There were 169 households out of which 34.3% had children under the age of 18 living with them, 55.0% were married couples living together, 11.2% had a female householder with no husband present, and 30.2% were non-families. 29.0% of all households were made up of individuals and 11.2% had someone living alone who was 65 years of age or older. The average household size was 2.59 and the average family size was 3.19.

In the city the population was spread out with 28.4% under the age of 18, 10.5% from 18 to 24, 27.0% from 25 to 44, 23.1% from 45 to 64, and 11.0% who were 65 years of age or older. The median age was 34 years. For every 100 females there were 97.7 males. For every 100 females age 18 and over, there were 104.6 males.

The median income for a household in the city was $26,250, and the median income for a family was $30,156. Males had a median income of $25,833 versus $15,909 for females. The per capita income for the city was $11,819. About 19.5% of families and 23.3% of the population were below the poverty line, including 44.4% of those under age 18 and 8.5% of those age 65 or over.

History[edit]

Irondale was laid out in 1857 by John G. Scott, who built an iron furnace there.[8][9] The town briefly changed its name to Savoy in 1906 to solve the problem of mail getting mixed up with the nearby towns of Ironton and Iron Mountain. A few years later the name was changed back to Irondale.[10]

Camp Irondale[edit]

Irondale once had a Boy Scout camp, called Irondale Scout Reservation. It was opened in 1920, closed and was replaced by the S-F Scout Ranch in August 1965.

Notable people[edit]

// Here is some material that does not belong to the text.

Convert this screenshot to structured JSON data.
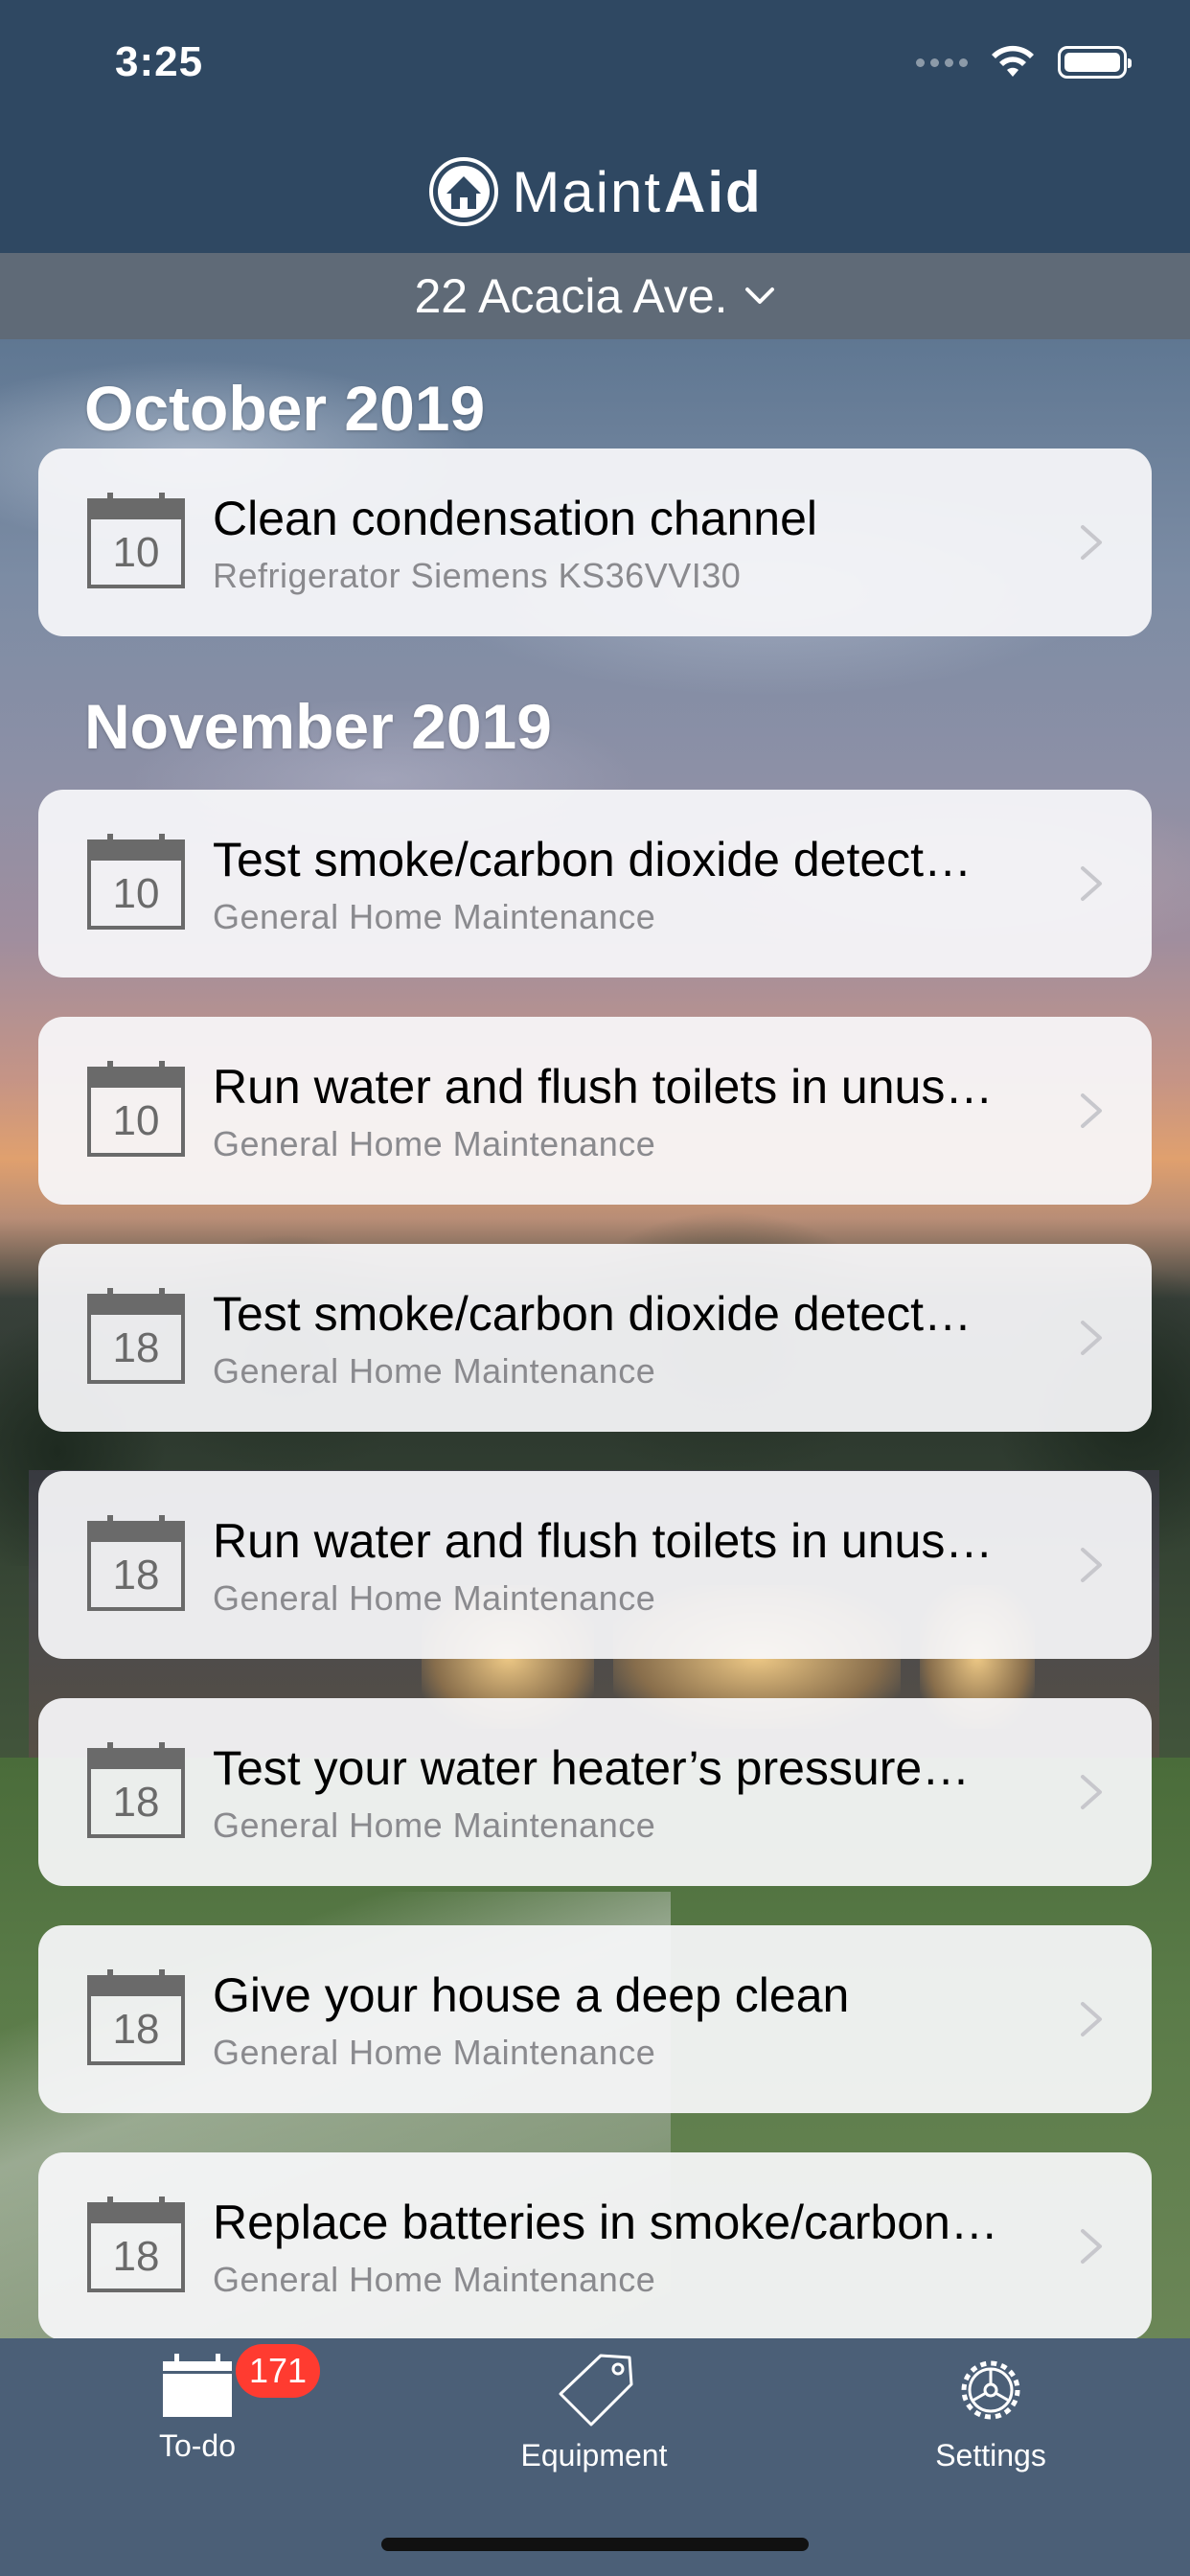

  • Thomas Wesley Benoist, aviator, aircraft designer and manufacturer; founder of the world's first scheduled airline
  • The Iron Mountain Baby, William Moses Gould Helms, subject of folksong, was discovered where the railroad trestle crosses Big River in August 1902
  • Ferlin Husky, country singer and musician, spent his early childhood on a farm outside Irondale and attended grade school at Irondale

References[edit]

  1. ^ a b "US Gazetteer files 2010". United States Census Bureau. Archived from the original on 2012-07-14. Retrieved 2012-07-08.
  2. ^ a b "American FactFinder". United States Census Bureau. Retrieved 2012-07-08.
  3. ^ a b "Population and Housing Unit Estimates". Retrieved June 9, 2017.
  4. ^ a b "American FactFinder". United States Census Bureau. Retrieved 2008-01-31.
  5. ^ "US Board on Geographic Names". United States Geological Survey. 2007-10-25. Retrieved 2008-01-31.
  6. ^ "US Gazetteer files: 2010, 2000, and 1990". United States Census Bureau. 2011-02-12. Retrieved 2011-04-23.
  7. ^ "Census of Population and Housing". Census.gov. Archived from the original on May 12, 2015. Retrieved June 4, 2015.
  8. ^ History of Southeast Missouri: A Narrative Account of Its Historical Progress, Its People and Its Principal Interests, Volume 1. Lewis Publishing Company. 1912. p. 392.
  9. ^ Eaton, David Wolfe (1918). How Missouri Counties, Towns and Streams Were Named. The State Historical Society of Missouri. p. 370.
  10. ^ "Washington County Place Names, 1928–1945". The State Historical Society of Missouri. Archived from the original on June 24, 2016. Retrieved December 30, 2016.